Sunday, May 19, 2013

The "Office" Finale

   I have been watching the Office for the past three years, and have seen every episode twice. The show lost a lot of viewers and some humor when Steve Carell left the show, but it has been decent since and I've continued to watch. When I heard that the show had one last season, I was looking forward to a proper end and conclusion to the show. The season was bittersweet, in the fact that it was more drama than funny (at times) and kind of made me hate Andy's character (played by Ed Helms). But in the last few episodes, I could start to see what originally got me hooked on the Office: the humor, the characters, and the chemistry. As a fan of the Office, I can say that the last episode was the best I had ever dreamed it could be, and I'd like to pay homage to a show that inspired me a lot. It inspired me to write better dialogue, and that a simple subject--like a normal office--can be made into something brilliant.

   Pam: "I think an ordinary paper company like Dunder-Mifflin was a great subject for a documentary. There's a lot of beauty in ordinary things. Isn't that kind of the point?"

  The Office has been on since I can remember watching TV. Watching it end, is like watching the end of an era. I can't believe it's gone, but it'll always be remembered for being the brilliant show it was.

   Andy: "I wish there was a way to know you're in the good old days before you've actually left them."

   
  


2 comments:

  1. Hi, Spencer!

    First, glad to have you back to blogging. Your gifted words have been missed, my (not as young anymore) friend.

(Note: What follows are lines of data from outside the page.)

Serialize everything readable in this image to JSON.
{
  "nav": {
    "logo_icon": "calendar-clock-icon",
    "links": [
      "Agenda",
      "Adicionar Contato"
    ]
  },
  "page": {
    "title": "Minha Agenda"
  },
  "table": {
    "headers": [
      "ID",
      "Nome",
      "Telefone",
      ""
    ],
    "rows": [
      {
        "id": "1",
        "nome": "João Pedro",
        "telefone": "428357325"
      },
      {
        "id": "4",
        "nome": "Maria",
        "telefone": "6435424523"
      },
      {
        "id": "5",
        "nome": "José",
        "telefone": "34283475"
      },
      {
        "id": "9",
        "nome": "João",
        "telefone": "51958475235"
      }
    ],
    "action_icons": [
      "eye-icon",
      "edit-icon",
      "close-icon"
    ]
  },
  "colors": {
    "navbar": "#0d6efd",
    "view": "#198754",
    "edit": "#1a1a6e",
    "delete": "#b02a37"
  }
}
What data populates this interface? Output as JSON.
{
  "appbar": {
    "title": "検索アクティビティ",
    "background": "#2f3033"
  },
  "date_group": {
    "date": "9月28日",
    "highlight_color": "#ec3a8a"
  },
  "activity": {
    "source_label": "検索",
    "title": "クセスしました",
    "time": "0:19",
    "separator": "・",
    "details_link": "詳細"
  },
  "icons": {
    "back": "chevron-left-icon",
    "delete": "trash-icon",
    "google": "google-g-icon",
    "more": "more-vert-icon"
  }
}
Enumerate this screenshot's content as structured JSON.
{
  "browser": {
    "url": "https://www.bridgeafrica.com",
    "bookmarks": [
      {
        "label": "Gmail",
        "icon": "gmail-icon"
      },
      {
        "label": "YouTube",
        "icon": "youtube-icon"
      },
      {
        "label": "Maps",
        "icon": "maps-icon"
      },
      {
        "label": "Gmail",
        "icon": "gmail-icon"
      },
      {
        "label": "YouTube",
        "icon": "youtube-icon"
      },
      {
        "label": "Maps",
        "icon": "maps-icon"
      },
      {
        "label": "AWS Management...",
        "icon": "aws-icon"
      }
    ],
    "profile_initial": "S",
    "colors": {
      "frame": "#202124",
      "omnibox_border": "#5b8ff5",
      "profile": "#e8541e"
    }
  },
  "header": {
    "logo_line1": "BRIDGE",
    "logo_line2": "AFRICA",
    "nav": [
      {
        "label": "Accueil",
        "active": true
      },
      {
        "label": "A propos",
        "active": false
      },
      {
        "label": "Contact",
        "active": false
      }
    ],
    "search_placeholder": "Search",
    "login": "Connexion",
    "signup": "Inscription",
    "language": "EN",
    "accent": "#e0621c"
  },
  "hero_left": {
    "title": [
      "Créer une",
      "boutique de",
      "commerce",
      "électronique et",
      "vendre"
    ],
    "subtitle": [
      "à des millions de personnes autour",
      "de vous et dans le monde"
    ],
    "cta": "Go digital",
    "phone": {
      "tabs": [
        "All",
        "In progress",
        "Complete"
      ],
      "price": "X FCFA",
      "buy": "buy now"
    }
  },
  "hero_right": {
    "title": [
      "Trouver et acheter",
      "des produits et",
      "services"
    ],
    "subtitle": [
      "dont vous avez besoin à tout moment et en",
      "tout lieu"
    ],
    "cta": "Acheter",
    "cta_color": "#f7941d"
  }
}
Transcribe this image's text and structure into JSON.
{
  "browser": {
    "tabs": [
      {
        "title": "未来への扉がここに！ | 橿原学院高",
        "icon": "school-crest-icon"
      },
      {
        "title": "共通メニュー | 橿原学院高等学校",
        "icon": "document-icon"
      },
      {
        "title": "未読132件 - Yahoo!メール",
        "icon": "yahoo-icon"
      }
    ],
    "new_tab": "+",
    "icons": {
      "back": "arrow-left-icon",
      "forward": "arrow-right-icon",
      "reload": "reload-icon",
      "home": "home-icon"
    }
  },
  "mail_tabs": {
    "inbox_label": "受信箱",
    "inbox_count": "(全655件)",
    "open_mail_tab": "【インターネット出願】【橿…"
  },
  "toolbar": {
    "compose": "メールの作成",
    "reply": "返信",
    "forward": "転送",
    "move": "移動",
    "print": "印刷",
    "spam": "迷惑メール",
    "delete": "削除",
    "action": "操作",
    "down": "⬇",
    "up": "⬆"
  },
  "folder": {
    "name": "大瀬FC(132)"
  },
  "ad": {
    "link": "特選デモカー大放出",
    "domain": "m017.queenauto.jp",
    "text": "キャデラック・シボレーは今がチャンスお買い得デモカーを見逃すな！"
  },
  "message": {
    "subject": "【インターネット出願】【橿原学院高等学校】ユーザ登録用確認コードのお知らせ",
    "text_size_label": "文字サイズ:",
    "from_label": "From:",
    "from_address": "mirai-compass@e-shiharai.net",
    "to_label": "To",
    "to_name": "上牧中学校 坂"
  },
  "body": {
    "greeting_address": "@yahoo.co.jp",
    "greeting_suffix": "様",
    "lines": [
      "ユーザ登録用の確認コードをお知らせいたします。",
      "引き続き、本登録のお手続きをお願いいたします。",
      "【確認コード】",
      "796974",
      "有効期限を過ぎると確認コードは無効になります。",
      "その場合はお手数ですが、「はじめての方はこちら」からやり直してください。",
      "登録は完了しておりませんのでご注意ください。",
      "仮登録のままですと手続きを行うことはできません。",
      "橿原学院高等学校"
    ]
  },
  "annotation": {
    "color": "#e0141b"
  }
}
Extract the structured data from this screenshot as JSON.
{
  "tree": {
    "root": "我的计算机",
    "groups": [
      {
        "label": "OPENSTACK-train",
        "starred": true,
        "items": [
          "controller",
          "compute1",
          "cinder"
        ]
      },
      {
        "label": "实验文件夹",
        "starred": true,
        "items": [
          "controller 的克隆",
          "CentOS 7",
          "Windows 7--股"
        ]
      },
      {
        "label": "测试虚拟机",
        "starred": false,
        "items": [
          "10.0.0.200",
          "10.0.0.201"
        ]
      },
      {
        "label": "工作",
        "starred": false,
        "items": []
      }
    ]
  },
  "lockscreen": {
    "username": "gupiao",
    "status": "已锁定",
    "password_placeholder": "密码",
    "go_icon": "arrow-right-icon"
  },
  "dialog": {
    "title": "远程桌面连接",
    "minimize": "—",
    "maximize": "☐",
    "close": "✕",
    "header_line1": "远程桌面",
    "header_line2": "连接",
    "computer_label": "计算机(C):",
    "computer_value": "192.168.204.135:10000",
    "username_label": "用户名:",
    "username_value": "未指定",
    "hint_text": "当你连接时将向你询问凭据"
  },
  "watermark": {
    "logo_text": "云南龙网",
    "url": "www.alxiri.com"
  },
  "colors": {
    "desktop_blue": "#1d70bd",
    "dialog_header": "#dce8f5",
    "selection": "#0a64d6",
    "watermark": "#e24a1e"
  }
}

    About "The Office". If you want a real treat (and I am a big fan of the American version), go out on Netflix or wherever you catch a series you haven't seen (assuming you haven't already seen it, which I probably shouldn't do), watch the one or two season of the British version, which we Americans picked up and rewrote, with different characters that were, in many ways, just the same. To me, both version have, as you pointed out, some of the smartest writing on television.

    I must admit, I was never a "regular" watcher of the series (hence I did not know Steve Carell had left the show). Honestly, though it was a show with a plethora of characters who stood on their own and made me laugh, I can't imagine the American version with Steve (just as I wouldn't be able to imagine the British version without Ricky Gervais).

    That being what it is, there is a reference you may know (although it's origin would have been before your time---from the show "Happy Days", starring now-legend director Ron Howard in his late teens): it's called "jumping the shark", and it refers to a moment in Happy Days' long-running history on an episode where Fonzie jumped an above-ground swimming pool full of sharks. The reference is that the show by that time had lost so many stars and had floundered so badly that it had "jumped the shark".

    I have a theory about comedies, and I've never seen it miss: as soon as a comedy contains more drama than comedy (especially a significantly larger amount) it had jumped the shark.

    In some ways I am glad I never became a devoted, every-week viewer because every show of The (American) Office I've seen has been, in a word, classic.

    Let me recommend a show that is current in its (I think) 2nd or 3rd season: Modern Family. Talk about smart writing, brilliantly played by a cast of character from whom you just can't pick a favorite (or the funniest), I think you would enjoy it a lot, if you aren't already.

    Let me finish by saying it again: great to see you around the blogosphere, young man. You are a treat to read (and I don't think it would be a stretch at all for you to start thinking of a career in writing sitcoms yourself---you seem to have the eyes, ears, a writing skills for it)!

    ReplyDelete
  2. In my opinion, I think the best written show out there is Arrested Development. There are some genius writers behind that show for sure. I know the jumping the shark reference, coincidentally from Arrested Development. Henry Winkler guest stars on Arrested Development, and there is one episode where he literally jumps/hops over a shark: http://www.youtube.com/watch?v=4jm6B31HKBw . Thanks for commenting, I'm glad to be back blogging as well!

    ReplyDelete